“We know that the interstate market is worth approximately $2.37B to the South Australian economy every year, but Melbourne and Sydney make up 70 per cent of that value.”
Forward bookings for this year are at an all-time high for the last two years, with families across the state heading out to support the sector that has been doing it tough for the last 20 months. Fantastic news for the hospitality sector which has been subjected to necessary restrictions at the hands of the pandemic. Marshall noted that it was a great time for South Australian hoteliers, who he said had been doing it disproportionately tough during the pandemic.
Premier Marshall also announced the large majority of positive cases will quarantine at home.
“The vast majority of people will be treated at home that’s why we have put the PCR home monitoring system in place, however, there are some people who might need a high level of supervision and the majority of them will present in metropolitan Adelaide.”
The state government has put a tender to the regions for quarantine rooms closer to home for regional cases to quarantine.
“We have plenty of capacity in metropolitan Adelaide, but we are now looking if there are places in regional SA.”
This would allow those who are unable to home quarantine to isolate themselves in a safe place closer to their community.
Premier Marshall also denied claims that the border opening will amplify pressure on Ambulance ramping. He claimed the states high vaccination rates and ability to home quarantine will alleviate pressure on our public hospitals.
As for children too young to be vaccinated, Marshall said “I don’t think that there will be a large number of young people being hospitalised because of COVID.”
He continued with statistics from last nights presentations to the Women’s and Children’s Emergency Department, which saw all patients car one seen within the clinically appropriate times.
The Premier followed his defence with new information that 400 beds across the states health facilities are being ‘freed up’.
“That’s the equivalent of two new Modbury hospitals,” said the Premier.
“The pressure on our hospitals are being alleviated as those taking a bed in our major hospitals are being moved to more appropriate facilities, where possible.”
Marshall sailed past 60k successful applications have passed through SA’s screening portal since Friday afternoon.

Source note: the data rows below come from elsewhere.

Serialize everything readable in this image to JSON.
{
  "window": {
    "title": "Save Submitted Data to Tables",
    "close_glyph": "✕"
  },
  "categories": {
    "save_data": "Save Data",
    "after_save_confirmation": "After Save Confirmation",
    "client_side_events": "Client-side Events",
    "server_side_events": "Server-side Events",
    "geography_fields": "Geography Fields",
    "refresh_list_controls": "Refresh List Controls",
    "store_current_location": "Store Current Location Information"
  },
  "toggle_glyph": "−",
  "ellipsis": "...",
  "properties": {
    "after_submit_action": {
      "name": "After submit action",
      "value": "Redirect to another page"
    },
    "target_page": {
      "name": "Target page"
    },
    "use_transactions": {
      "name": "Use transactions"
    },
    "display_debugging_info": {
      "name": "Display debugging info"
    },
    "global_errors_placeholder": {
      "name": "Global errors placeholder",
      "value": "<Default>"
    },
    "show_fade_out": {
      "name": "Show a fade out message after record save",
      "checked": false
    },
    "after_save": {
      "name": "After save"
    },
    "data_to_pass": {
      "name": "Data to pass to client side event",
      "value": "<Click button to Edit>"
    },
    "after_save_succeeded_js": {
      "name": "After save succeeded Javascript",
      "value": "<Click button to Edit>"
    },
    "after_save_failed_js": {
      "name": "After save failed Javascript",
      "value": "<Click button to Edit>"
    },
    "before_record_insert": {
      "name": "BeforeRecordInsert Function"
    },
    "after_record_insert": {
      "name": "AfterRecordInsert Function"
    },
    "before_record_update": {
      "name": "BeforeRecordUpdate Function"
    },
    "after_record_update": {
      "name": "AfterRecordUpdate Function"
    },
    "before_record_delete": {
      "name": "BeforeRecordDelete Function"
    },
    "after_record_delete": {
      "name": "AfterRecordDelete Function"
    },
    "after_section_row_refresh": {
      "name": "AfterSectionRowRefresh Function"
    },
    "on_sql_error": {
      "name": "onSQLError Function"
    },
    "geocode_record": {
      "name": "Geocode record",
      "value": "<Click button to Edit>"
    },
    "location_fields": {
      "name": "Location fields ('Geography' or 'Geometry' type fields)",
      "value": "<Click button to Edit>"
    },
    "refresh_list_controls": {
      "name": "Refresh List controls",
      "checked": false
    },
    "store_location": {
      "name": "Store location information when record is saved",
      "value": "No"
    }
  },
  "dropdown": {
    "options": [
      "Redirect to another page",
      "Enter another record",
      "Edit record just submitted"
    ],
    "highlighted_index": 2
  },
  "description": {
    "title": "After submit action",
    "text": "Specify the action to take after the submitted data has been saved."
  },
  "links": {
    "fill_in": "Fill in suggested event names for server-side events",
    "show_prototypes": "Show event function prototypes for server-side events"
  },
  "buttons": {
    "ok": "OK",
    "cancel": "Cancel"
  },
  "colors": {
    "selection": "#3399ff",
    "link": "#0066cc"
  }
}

Yesterday, November 23, marked the official day that South Australia’s borders opened to other states and territories. The quarantine restrictions for international returning residents have also been reduced, with only a seven-day quarantine required for double vaccinated Australians. The cap on home gatherings now sits at 30 people able to gather inside one home instead of 20 people.
Fully vaccinated South Australians will only have to quarantine for seven days if they’re deemed a close contact of a COVID-19 case. If an unvaccinated person is to contract COVID-19, they’ll be required to quarantine for fourteen days, with fully vaccinated, close-contacts only required to isolate for seven days.
NOVEMBER 23 | 80% OF SOUTH AUSTRALIANS FULLY VACCINATED (16+)
- Borders will open to fully vaccinated Australians in all states and territories.
- Quarantine restrictions for returning international residents will drop from 14 days to 7 days.
- Cap on home gatherings will ease from 20 per household to 30 per household.
- Private activity cap of 150 people.
- Masks will remain mandatory for inside activity.
90% OF SOUTH AUSTRALIANS FULLY VACCINATED (12+)
- Borders open to fully vaccinated returning residents and international arrivals.
- Unvaccinated arrivals required to quarentine for 14 days.
- Restrictions on most activites lifted.
- High-risk activity only for the fully vaccinated (nightclubs, standing alcohol consumption).
- Masks remain in high risk settings.
If you have any COVID-19 symptoms, no matter how mild, please seek testing as soon as possible.
Find your nearest testing site at www.sahealth.sa.gov.au/COVIDtesting
More information is available at www.sahealth.sa.gov.au/COVIDcontacttracing